Basically what’s going on, is that Americans are moving to communities that align more with their politics. Liberals are moving to liberal areas, and conservatives are moving to conservative communities. It’s been going on for decades. When Jimmy Carter was elected in 1976, 26.8% of Americans lived in landslide counties; that is counties where the president won or lost by 20% of the vote.
By 2004, 48.3% of the population lived in these counties. This trend continues to worsen. As Americans move to their preferred geographic bubbles, they face less exposure to opposing viewpoints, and their own opinions become more extreme. This trend is at the heart of why politics have become so polarizing in America.
We’re also seeing the same trend emerge online with social media. Despite the fact that the internet allows us to be exposed to more opinions that ever before, people choose to follow online voices that they already agree with. They’re slipping into digital bubbles that are comparable to their geographic bubbles.
This trend is irreversible as far as I can tell. That’s because it’s tied to innovation. As our country became more interconnected with roads and Americans gained more mobility, we chose to move to like-minded places. We’re given the internet, the greatest source of information in human history, and we use it to seek out only the information that reinforces our current beliefs.
We’re self-sorting at every level. Because of this, Americans are only going to grow more extreme in their beliefs, and see people on the other side of the political spectrum as more alien.
You can see how this is creating the perfect breeding ground for a real, physical war. The polarization makes it easier to dehumanize the other side. The self-sorting creates definable geographic boundaries that are necessary for a war. It spawns two sides with beliefs that are so divergent, that they cannot coexist.
We’re becoming two distinct nations with two competing visions for what the country should be. Two visions that are diametrically opposed. We used to be a nation of many nations that was held together, because there was still some common ground on what it means to be an American above all else. Now we can’t even agree on that.
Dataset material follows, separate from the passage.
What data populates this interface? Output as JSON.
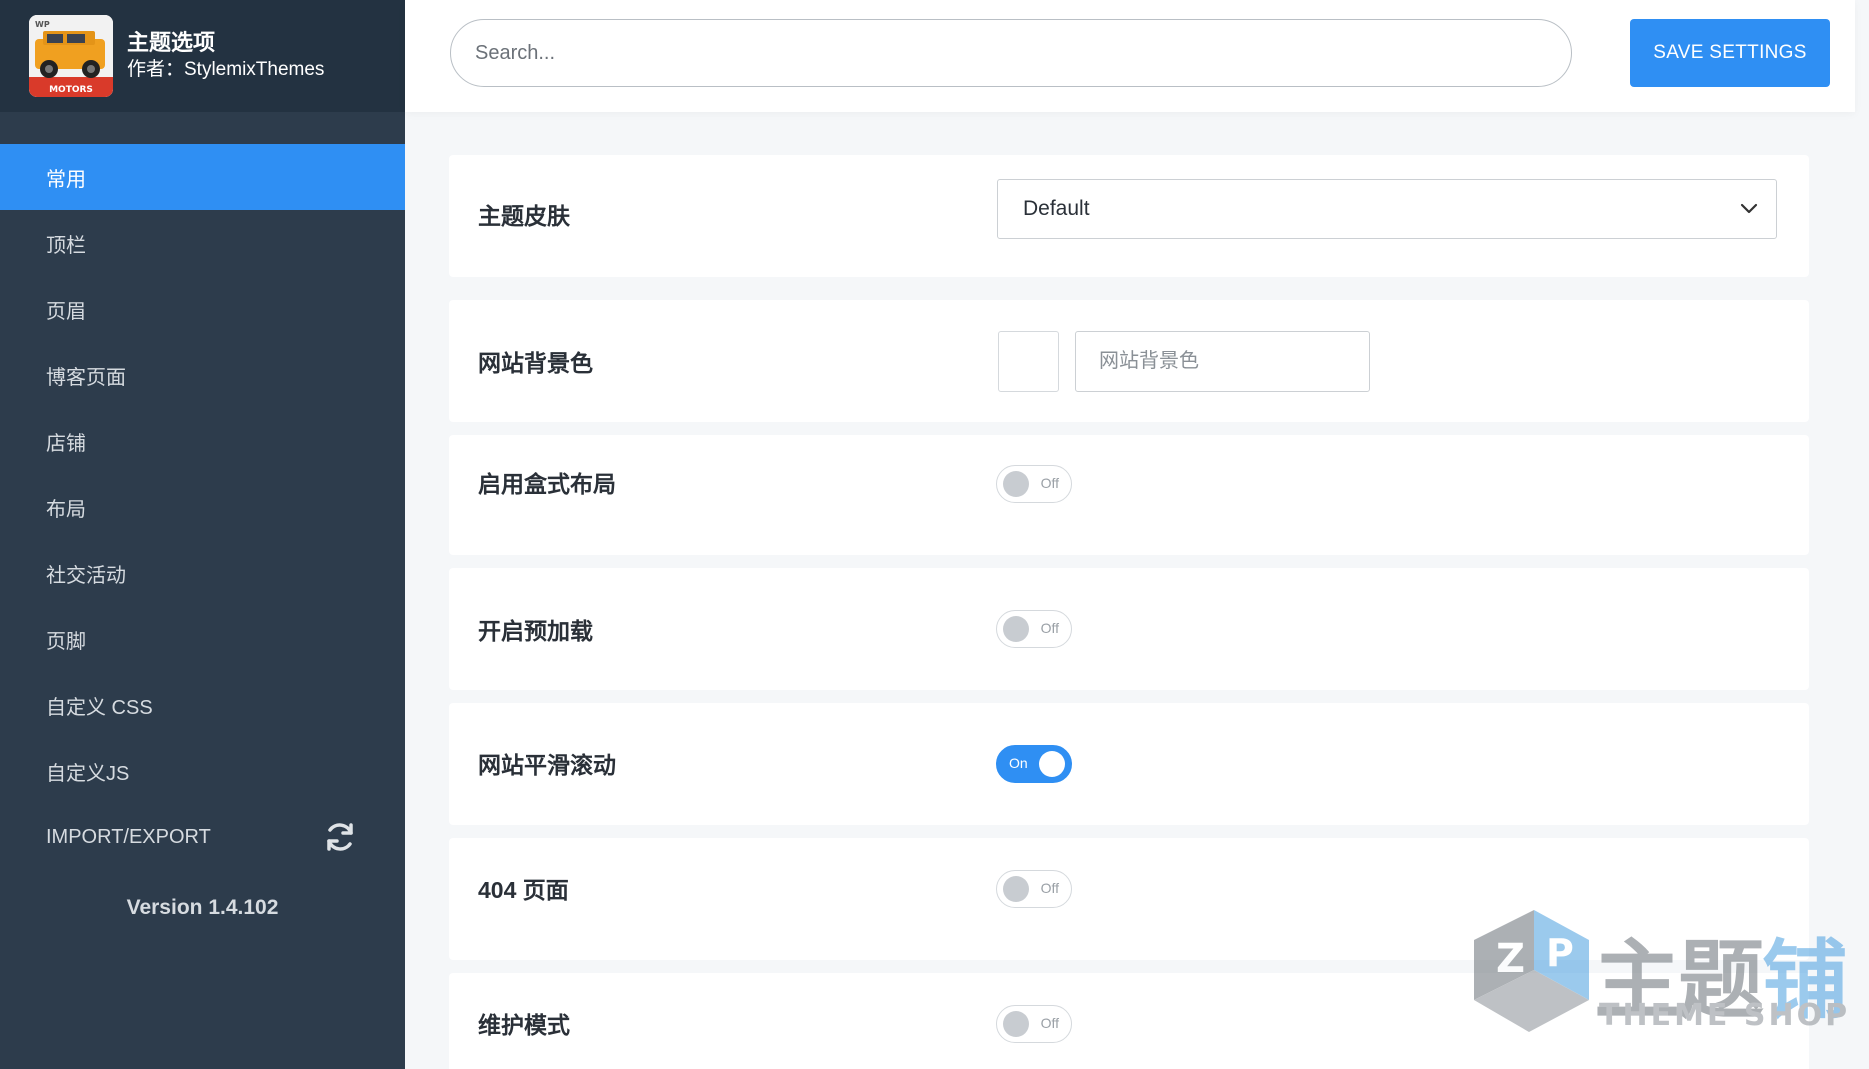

Once the last shreds of common ground and understanding dissipate, a moment that is rapidly approaching, another civil war will be impossible to avoid. I wish I knew what the solution is, but I don’t. All I can say is, unless Americans go out of their way to listen to people on other side, whatever that side may be, there’s going to be a lot of blood in the streets.

EndGame Has Begun: Riots, Race War & Revolution